Vatican City – Reservations are highly recommended for the Vatican Museums, which can be made here. We chose the open tour of the Vatican Museums and Sistine Chapel. We took an Uber to reach Vatican City. We arrived around 10:00, and the ticket-buying line was quite long. With a reservation, you are able to go straight to the security line. It took us less than 10 minutes to get inside. You could spend a lot of time here exploring the gardens, museums, and churches. If you plan to visit St. Peter’s Basilica as well, make the Sistine Chapel your last stop before you are ready to leave. There is an exit in the back right corner of the Sistine Chapel that will lead you directly to St. Peter’s Basilica, however, it is sometimes closed.
Sistine Chapel – The Chapel draws quite a crowd, and it’s easy to understand why. It contains Michelangelo’s ceiling and his famous Last Judgment. The Sistine is the personal chapel of the pope and the place where new popes are elected. The modest dress code is strictly enforced here – no bare shoulders or shorts/skirts above the knees. No pictures are allowed inside. It was very crowded, but if you wait long enough you will be able to find a seat along the walls to take in the impressive paintings.
St. Peter’s Basilica – Entry is free for the basilica and the crypt. You can choose to climb to the top of the dome – €8 for the stairs or €10 to ride an elevator partway then climb to the dome. Cash is required to pay for the dome climb. If you choose the stairs, you’re looking at a total of 551 stairs to the top. Taking the elevator will have you climbing 320 stairs to the top of the dome. The climb is extremely narrow, winding, sweaty, and claustrophobic. Prepare yourself. The top of the dome was crowded, but the views were beautiful. There is a restroom on the rooftop on the way down. The exit from the dome climb opens into the basilica.

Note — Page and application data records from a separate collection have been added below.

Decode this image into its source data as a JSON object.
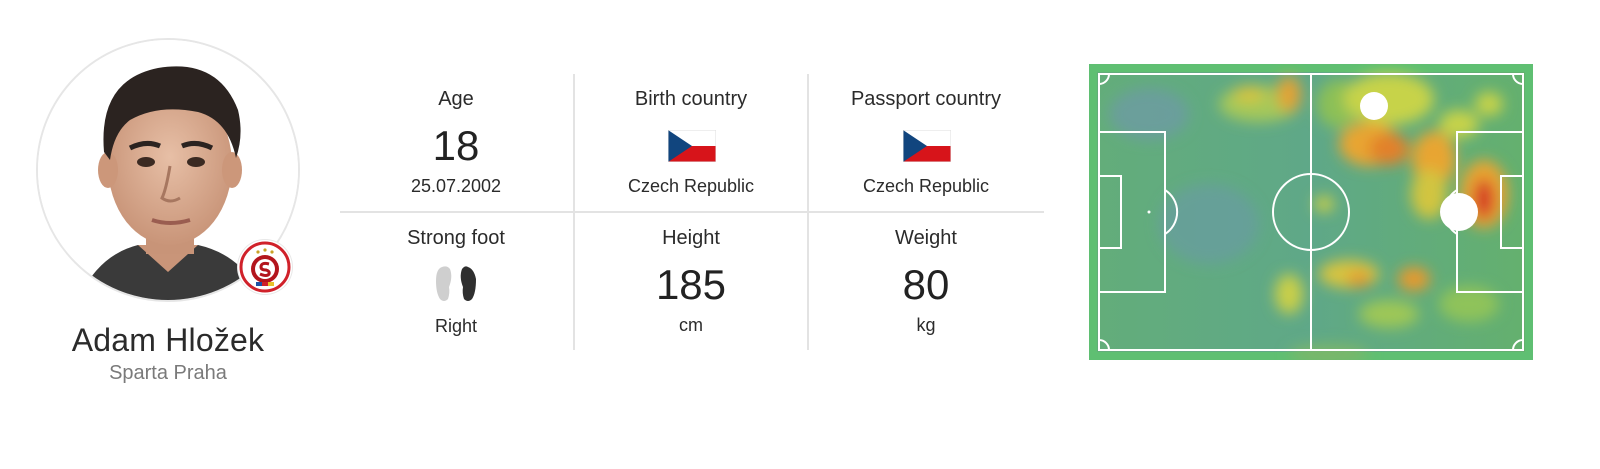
{
  "player": {
    "name": "Adam Hložek",
    "club": "Sparta Praha",
    "avatar_icon": "player-portrait",
    "club_logo": "sparta-praha-badge"
  },
  "stats": {
    "age": {
      "label": "Age",
      "value": "18",
      "sub": "25.07.2002"
    },
    "birth_country": {
      "label": "Birth country",
      "flag": "czech-flag",
      "value": "Czech Republic"
    },
    "passport_country": {
      "label": "Passport country",
      "flag": "czech-flag",
      "value": "Czech Republic"
    },
    "strong_foot": {
      "label": "Strong foot",
      "icon": "feet-icon",
      "value": "Right"
    },
    "height": {
      "label": "Height",
      "value": "185",
      "unit": "cm"
    },
    "weight": {
      "label": "Weight",
      "value": "80",
      "unit": "kg"
    }
  },
  "heatmap": {
    "icon": "football-pitch-heatmap",
    "colors": {
      "pitch": "#5fb36a",
      "hot": "#d9302a",
      "warm": "#e89a2a",
      "mild": "#c9d54a",
      "cool": "#6fa8a0"
    }
  }
}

Heart of Rome – We followed Rick Steves’ Heart of Rome Walk starting with dinner at Campo de Fiori at one of the many restaurants lining the piazza. The area was lively, with musicians and children playing in the square. The evening was a great time for this walk to experience the nightlife of Rome.
Piazza Navona – We reached this piazza right at sunset, and it was a blast walking through here admiring the beautiful fountains and cheering on dance performers. I definitely recommend spending a few minutes in this area enjoying the atmosphere.
Trevi Fountain – So crowded but so beautiful. There were a lot of people gathered around the fountain, so you’ll have to muscle your way through if you want to get up close and personal. It’s worth seeing if only for a few minutes.
Borghese Gallery – This was one of my favorite museums. The art and sculptures were beautiful, and it was really nice to slowly wander through the rooms enjoying each piece. Reservations are required, and your visit is limited to two hours. Only 360 people are allowed to enter at a time, so the crowding is kept to a minimum. You will need to pick up your ticket when you arrive, then line up outside the second floor entrance.
Rome was a great vacation destination, and I’m happy we had the opportunity to experience yet another culture! The five days we enjoyed there were busy but full of gorgeous sights and delicious food. We hope to explore more of Italy in the future!